_Uncanny Valley_ is a term used to describe negative reactions to any artificial human form that approaches the realistic. Doctor Masahiro Mori described The Uncanny Vally Effect as a result of testing:
“…people’s emotional responses to a wide variety of robots, from non-humanoid to completely humanoid. He found that the human tendency to empathize with machines increases as the robot becomes more human. But at a certain point, when the robot becomes too human, the emotional sympathy abruptly ceases, and revulsion takes its place. People began to notice not the charmingly human characteristics of the robot but the creepy zombielike differences”.
The Uncanny Valley Effect continues beyond mechanically-produced humanoid representations to the synthetic. In 2005, Mori revised his theory by adding a category that includes an artistic expression of human modelling and “something more attractive and amiable than human beings”.
In synthetic environments, humanesque avatar adoption illustrates just how the Uncanny Valley Effect diffuses in line with Mori’s revised principle. In-world participants [both game oriented and otherwise] display comprehensive identity projection in order to achieve workable immersion. This projection promotes the adoption of synthetic character “skins” as extensions of consciousness, rather than presenting as externalised automatons. Players then view their avatars as an Ego [in the Freudian sense] elongation as opposed to a humanoid mirror.
Emily operates as an amalgam of a geophysical and synthetically rendered entity: her face is mapped to that of her human counterpart, a live actor also named Emily. The resulting augmentation accelerates beyond the Uncanny Valley dip [as seen in the graph above] via minuscule asymmetries that aren’t scaled high enough to break the beauty-symmetry barrier. Her face is unlined, unmarked, yet still convincing as a heightened variation of a “real” actor. Emily embodies the concept of the digitized _Übermensch_; an iconic mix of synthetic + geopresenced perfection.

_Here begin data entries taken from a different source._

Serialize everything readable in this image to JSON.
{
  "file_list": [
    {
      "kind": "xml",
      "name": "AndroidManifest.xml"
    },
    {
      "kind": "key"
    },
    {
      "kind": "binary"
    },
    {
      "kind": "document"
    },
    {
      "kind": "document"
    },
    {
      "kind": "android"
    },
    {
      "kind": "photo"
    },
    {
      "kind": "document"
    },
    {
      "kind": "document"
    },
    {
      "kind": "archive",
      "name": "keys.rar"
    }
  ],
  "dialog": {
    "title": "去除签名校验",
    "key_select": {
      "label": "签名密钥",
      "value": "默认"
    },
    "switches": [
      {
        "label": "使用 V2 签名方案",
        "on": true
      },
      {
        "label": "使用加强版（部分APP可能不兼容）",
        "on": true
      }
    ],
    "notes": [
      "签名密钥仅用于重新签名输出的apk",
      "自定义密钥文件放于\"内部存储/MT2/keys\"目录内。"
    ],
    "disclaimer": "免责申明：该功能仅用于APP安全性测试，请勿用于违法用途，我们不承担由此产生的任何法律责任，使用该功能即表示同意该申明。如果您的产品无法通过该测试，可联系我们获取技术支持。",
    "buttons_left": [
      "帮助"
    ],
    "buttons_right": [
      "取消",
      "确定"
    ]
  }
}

Could the technology used to produce Emily extend to the creation of augmented identity “sets” where tailor-made avatars are worn according to contexts/moods? Could the future of the cosmetics industry involve the mass production of illusionary facial constructs applied as easily as make-up [think: a mixture of a holographic caul and synthetic rendering]?